Asking Questions, responding to questions, and continuing to learn from the students, resident, fellows, surgeons, DVM/PhD researchers who challenge us, push us to get better.  The ongoing list of research questions, opportunities that we see every year inspire us on this journey.

Allowing students, residents, fellows, young faculty to become actively involved in research, publications, and careers in academics.

Related Publications:
Baskar, Danika, Tyler J. Stavinoha, Mark Sanchez, Anshal Gupta, Sahej D. Randhawa, Matthew S. Rohde, Brian Vuong et al. "Quantifying the Relationship Between the Medial Quadriceps Tendon–Femoral Ligament and Patellar Borders: A Pediatric Cadaveric Study." The American Journal of Sports Medicine (2022).
Tran, Emily P., Aleksei B. Dingel, E. Bailey Terhune, Nicole A. Segovia, Brian Vuong, Theodore J. Ganley, Peter D. Fabricant, Daniel W. Green, Tyler J. Stavinoha, and Kevin G. Shea. "Anterior cruciate ligament length in pediatric populations: An MRI study." Orthopaedic Journal of Sports Medicine 9, no. 4 (2021): 23259671211002286.
Shea, K. G., Milewski, M. D., Cannamela, P. C., Ganley, T. J., Fabricant, P. D., Terhune, E. B., ... & Polousky, J. D. (2017). Anterolateral ligament of the knee shows variable anatomy in pediatric specimens. Clinical Orthopaedics and Related Research®475(6), 1583-1591.

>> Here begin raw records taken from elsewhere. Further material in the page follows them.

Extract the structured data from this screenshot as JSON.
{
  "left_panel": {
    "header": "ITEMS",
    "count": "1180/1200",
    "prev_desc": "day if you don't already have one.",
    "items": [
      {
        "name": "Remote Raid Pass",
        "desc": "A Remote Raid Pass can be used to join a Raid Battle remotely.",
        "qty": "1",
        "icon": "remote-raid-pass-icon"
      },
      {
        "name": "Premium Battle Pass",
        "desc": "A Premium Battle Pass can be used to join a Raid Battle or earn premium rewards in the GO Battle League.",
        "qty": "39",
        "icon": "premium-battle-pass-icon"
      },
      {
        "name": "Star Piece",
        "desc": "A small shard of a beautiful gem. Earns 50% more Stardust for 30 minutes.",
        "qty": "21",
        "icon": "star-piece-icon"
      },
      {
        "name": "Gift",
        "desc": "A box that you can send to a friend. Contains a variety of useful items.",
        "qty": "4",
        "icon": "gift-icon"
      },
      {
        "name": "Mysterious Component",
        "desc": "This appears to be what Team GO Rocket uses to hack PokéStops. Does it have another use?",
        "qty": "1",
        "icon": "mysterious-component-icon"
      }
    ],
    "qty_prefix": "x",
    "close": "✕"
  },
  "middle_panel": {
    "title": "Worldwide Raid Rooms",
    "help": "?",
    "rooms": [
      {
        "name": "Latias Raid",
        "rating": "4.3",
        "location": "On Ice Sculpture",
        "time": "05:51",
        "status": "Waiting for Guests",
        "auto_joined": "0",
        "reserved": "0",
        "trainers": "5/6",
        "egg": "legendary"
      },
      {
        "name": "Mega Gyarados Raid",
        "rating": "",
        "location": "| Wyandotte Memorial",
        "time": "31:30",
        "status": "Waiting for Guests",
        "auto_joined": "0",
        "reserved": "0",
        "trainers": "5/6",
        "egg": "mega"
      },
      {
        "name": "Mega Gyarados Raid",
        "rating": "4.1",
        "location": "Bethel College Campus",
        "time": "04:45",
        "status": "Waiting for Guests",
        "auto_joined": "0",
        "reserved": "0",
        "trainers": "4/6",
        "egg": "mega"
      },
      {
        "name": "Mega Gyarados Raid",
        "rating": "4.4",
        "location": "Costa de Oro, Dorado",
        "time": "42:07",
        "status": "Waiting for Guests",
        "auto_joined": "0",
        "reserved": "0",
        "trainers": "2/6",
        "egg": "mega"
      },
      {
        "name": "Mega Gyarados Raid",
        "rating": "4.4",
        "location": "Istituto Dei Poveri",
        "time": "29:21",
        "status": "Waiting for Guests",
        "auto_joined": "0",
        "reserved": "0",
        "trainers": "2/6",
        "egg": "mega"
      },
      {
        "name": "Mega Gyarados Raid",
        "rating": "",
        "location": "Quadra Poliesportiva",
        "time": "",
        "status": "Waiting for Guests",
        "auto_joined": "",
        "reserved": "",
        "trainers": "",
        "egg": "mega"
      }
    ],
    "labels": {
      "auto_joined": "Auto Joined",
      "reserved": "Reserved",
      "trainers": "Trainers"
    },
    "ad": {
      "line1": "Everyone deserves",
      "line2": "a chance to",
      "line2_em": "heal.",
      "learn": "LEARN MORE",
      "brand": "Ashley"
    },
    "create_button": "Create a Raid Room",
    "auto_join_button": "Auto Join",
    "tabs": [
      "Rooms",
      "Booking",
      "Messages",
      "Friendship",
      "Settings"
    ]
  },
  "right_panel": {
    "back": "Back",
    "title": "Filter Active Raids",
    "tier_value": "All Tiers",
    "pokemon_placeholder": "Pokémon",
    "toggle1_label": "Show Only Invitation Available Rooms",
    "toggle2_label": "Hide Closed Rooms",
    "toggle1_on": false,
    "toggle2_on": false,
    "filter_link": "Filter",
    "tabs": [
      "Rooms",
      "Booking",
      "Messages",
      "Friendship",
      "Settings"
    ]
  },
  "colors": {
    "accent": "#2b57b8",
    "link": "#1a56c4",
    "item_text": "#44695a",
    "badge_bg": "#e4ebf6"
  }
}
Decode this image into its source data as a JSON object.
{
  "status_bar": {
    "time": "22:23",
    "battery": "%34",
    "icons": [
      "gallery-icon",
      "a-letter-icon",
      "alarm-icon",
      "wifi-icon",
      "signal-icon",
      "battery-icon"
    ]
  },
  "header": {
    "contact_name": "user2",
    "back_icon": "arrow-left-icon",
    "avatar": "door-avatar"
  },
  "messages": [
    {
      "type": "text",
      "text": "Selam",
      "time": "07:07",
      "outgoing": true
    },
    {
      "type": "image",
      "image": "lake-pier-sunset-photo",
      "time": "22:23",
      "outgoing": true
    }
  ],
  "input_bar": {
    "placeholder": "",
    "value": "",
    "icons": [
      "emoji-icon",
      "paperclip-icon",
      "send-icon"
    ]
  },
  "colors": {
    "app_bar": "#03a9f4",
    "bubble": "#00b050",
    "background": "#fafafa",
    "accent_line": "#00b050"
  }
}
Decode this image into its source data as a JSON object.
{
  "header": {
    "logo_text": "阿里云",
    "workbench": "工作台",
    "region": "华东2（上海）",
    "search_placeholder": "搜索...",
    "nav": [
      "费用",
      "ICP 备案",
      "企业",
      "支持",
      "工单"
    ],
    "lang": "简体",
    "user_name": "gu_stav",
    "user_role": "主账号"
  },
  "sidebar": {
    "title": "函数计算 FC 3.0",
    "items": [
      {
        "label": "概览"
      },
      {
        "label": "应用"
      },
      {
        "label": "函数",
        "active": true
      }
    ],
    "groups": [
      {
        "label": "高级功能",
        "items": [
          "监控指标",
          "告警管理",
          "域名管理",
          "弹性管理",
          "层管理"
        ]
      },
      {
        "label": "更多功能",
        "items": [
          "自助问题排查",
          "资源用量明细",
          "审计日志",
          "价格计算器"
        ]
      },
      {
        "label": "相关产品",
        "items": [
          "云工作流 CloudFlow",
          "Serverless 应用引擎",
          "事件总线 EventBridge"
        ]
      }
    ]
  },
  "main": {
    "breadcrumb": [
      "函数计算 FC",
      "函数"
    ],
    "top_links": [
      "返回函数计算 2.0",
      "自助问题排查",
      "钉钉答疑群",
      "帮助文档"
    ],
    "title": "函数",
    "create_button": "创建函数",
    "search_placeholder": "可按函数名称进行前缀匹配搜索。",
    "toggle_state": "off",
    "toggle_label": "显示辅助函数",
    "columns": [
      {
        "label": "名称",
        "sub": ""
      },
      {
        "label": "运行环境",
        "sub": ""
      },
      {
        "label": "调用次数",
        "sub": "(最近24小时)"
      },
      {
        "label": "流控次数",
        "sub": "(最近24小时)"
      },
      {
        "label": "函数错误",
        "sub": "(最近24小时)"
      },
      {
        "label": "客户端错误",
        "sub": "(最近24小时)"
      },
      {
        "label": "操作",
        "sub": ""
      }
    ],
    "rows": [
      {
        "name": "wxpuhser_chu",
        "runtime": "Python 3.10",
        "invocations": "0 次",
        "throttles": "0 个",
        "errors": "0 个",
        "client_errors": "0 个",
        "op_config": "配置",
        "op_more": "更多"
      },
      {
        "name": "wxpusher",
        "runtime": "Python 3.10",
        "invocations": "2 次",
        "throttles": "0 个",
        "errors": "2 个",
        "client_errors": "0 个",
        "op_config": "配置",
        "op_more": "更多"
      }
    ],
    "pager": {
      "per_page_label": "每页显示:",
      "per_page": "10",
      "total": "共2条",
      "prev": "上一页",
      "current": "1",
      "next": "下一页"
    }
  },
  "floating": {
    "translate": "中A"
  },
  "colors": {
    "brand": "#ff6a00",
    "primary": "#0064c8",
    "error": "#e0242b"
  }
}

Gadinsky, Naomi E., Kenneth M. Lin, Craig E. Klinger, Jonathan P. Dyke, Laura J. Kleeblad, Kevin G. Shea, David L. Helfet, Scott A. Rodeo, Daniel W. Green, and Lionel E. Lazaro. "Quantitative assessment of the vascularity of the skeletally immature patella: a cadaveric study using MRI." Journal of Children's Orthopaedics 15, no. 2 (2021): 157-165.
Stavinoha, T. J., Randhawa, S., Tompkins, M., Ellis, H., Ganley, T., & Shea, K. G. (2021). THE EXTENT OF MEDIAL QUADRICEPS TENDON FEMORAL LIGAMENT (MQTFL) PATELLAR AND QUADRICEPS ATTACHMENT: A PEDIATRIC CADAVERIC STUDY. Orthopaedic Journal of Sports Medicine9(7_suppl3), 2325967121S00104.
Randhawa, S., Tran, E., Segovia, N. A., Ganley, T., Tompkins, M., Ellis, H., & Shea, K. G. (2021). Epidemiological Study of the Discoid Meniscus: Investigating Demographic-Based Predictors in Large-Scale Claims Database. Cureus13(11).